> _Dataset excerpts_
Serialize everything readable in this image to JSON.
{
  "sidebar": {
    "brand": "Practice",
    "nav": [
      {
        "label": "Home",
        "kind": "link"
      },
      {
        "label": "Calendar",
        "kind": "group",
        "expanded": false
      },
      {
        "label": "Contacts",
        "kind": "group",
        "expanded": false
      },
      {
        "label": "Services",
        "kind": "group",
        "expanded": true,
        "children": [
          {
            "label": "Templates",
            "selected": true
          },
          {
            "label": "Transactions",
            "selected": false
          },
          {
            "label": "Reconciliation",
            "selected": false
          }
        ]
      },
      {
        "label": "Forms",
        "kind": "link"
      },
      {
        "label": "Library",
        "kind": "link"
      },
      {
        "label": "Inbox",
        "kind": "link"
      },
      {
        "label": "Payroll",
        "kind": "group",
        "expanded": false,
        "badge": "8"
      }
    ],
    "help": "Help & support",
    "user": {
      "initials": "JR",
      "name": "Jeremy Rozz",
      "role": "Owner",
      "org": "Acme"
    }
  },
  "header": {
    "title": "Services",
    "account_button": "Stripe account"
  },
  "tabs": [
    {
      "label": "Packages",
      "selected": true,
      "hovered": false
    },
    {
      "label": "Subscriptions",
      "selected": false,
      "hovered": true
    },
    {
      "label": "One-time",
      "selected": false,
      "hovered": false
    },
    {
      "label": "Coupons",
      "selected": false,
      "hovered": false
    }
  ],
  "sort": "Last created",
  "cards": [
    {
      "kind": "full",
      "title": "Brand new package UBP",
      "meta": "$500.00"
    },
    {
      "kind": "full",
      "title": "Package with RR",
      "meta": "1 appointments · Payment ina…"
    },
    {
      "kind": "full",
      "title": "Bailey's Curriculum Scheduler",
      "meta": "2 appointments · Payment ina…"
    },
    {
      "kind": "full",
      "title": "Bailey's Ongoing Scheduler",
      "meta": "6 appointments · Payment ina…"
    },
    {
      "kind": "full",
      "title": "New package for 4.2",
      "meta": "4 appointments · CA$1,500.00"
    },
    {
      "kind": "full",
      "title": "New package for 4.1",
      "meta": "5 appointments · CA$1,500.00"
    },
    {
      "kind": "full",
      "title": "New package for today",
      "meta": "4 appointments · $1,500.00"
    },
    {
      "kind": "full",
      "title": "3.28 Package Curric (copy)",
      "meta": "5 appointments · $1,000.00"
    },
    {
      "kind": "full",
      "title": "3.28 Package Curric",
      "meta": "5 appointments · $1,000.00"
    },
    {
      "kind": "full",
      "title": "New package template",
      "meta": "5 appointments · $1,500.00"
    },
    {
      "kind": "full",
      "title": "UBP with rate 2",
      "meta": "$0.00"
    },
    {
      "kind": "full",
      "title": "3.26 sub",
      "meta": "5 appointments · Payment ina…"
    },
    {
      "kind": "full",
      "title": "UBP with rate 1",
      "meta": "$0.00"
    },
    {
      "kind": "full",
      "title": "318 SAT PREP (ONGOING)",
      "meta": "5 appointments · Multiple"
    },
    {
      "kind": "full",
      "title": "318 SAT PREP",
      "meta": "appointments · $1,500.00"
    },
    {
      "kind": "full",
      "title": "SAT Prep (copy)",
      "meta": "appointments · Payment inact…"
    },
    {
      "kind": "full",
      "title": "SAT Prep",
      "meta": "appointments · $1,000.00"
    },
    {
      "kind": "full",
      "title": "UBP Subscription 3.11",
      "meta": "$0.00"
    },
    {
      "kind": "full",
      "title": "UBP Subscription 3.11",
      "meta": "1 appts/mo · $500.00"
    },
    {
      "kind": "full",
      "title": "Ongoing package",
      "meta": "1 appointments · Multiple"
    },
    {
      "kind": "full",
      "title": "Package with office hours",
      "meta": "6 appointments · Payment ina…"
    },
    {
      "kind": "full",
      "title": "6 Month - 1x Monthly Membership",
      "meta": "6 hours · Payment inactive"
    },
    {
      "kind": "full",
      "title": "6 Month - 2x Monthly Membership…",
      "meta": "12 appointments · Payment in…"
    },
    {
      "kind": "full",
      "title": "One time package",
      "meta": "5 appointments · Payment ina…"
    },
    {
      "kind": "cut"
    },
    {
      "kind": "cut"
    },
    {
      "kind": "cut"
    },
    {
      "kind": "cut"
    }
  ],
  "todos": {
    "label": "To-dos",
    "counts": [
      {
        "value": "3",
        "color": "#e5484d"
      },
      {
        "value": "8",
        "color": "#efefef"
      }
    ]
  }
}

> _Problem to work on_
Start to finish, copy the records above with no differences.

> _Exercise solution_
Serialize everything readable in this image to JSON.
{
  "sidebar": {
    "brand": "Practice",
    "nav": [
      {
        "label": "Home",
        "kind": "link"
      },
      {
        "label": "Calendar",
        "kind": "group",
        "expanded": false
      },
      {
        "label": "Contacts",
        "kind": "group",
        "expanded": false
      },
      {
        "label": "Services",
        "kind": "group",
        "expanded": true,
        "children": [
          {
            "label": "Templates",
            "selected": true
          },
          {
            "label": "Transactions",
            "selected": false
          },
          {
            "label": "Reconciliation",
            "selected": false
          }
        ]
      },
      {
        "label": "Forms",
        "kind": "link"
      },
      {
        "label": "Library",
        "kind": "link"
      },
      {
        "label": "Inbox",
        "kind": "link"
      },
      {
        "label": "Payroll",
        "kind": "group",
        "expanded": false,
        "badge": "8"
      }
    ],
    "help": "Help & support",
    "user": {
      "initials": "JR",
      "name": "Jeremy Rozz",
      "role": "Owner",
      "org": "Acme"
    }
  },
  "header": {
    "title": "Services",
    "account_button": "Stripe account"
  },
  "tabs": [
    {
      "label": "Packages",
      "selected": true,
      "hovered": false
    },
    {
      "label": "Subscriptions",
      "selected": false,
      "hovered": true
    },
    {
      "label": "One-time",
      "selected": false,
      "hovered": false
    },
    {
      "label": "Coupons",
      "selected": false,
      "hovered": false
    }
  ],
  "sort": "Last created",
  "cards": [
    {
      "kind": "full",
      "title": "Brand new package UBP",
      "meta": "$500.00"
    },
    {
      "kind": "full",
      "title": "Package with RR",
      "meta": "1 appointments · Payment ina…"
    },
    {
      "kind": "full",
      "title": "Bailey's Curriculum Scheduler",
      "meta": "2 appointments · Payment ina…"
    },
    {
      "kind": "full",
      "title": "Bailey's Ongoing Scheduler",
      "meta": "6 appointments · Payment ina…"
    },
    {
      "kind": "full",
      "title": "New package for 4.2",
      "meta": "4 appointments · CA$1,500.00"
    },
    {
      "kind": "full",
      "title": "New package for 4.1",
      "meta": "5 appointments · CA$1,500.00"
    },
    {
      "kind": "full",
      "title": "New package for today",
      "meta": "4 appointments · $1,500.00"
    },
    {
      "kind": "full",
      "title": "3.28 Package Curric (copy)",
      "meta": "5 appointments · $1,000.00"
    },
    {
      "kind": "full",
      "title": "3.28 Package Curric",
      "meta": "5 appointments · $1,000.00"
    },
    {
      "kind": "full",
      "title": "New package template",
      "meta": "5 appointments · $1,500.00"
    },
    {
      "kind": "full",
      "title": "UBP with rate 2",
      "meta": "$0.00"
    },
    {
      "kind": "full",
      "title": "3.26 sub",
      "meta": "5 appointments · Payment ina…"
    },
    {
      "kind": "full",
      "title": "UBP with rate 1",
      "meta": "$0.00"
    },
    {
      "kind": "full",
      "title": "318 SAT PREP (ONGOING)",
      "meta": "5 appointments · Multiple"
    },
    {
      "kind": "full",
      "title": "318 SAT PREP",
      "meta": "appointments · $1,500.00"
    },
    {
      "kind": "full",
      "title": "SAT Prep (copy)",
      "meta": "appointments · Payment inact…"
    },
    {
      "kind": "full",
      "title": "SAT Prep",
      "meta": "appointments · $1,000.00"
    },
    {
      "kind": "full",
      "title": "UBP Subscription 3.11",
      "meta": "$0.00"
    },
    {
      "kind": "full",
      "title": "UBP Subscription 3.11",
      "meta": "1 appts/mo · $500.00"
    },
    {
      "kind": "full",
      "title": "Ongoing package",
      "meta": "1 appointments · Multiple"
    },
    {
      "kind": "full",
      "title": "Package with office hours",
      "meta": "6 appointments · Payment ina…"
    },
    {
      "kind": "full",
      "title": "6 Month - 1x Monthly Membership",
      "meta": "6 hours · Payment inactive"
    },
    {
      "kind": "full",
      "title": "6 Month - 2x Monthly Membership…",
      "meta": "12 appointments · Payment in…"
    },
    {
      "kind": "full",
      "title": "One time package",
      "meta": "5 appointments · Payment ina…"
    },
    {
      "kind": "cut"
    },
    {
      "kind": "cut"
    },
    {
      "kind": "cut"
    },
    {
      "kind": "cut"
    }
  ],
  "todos": {
    "label": "To-dos",
    "counts": [
      {
        "value": "3",
        "color": "#e5484d"
      },
      {
        "value": "8",
        "color": "#efefef"
      }
    ]
  }
}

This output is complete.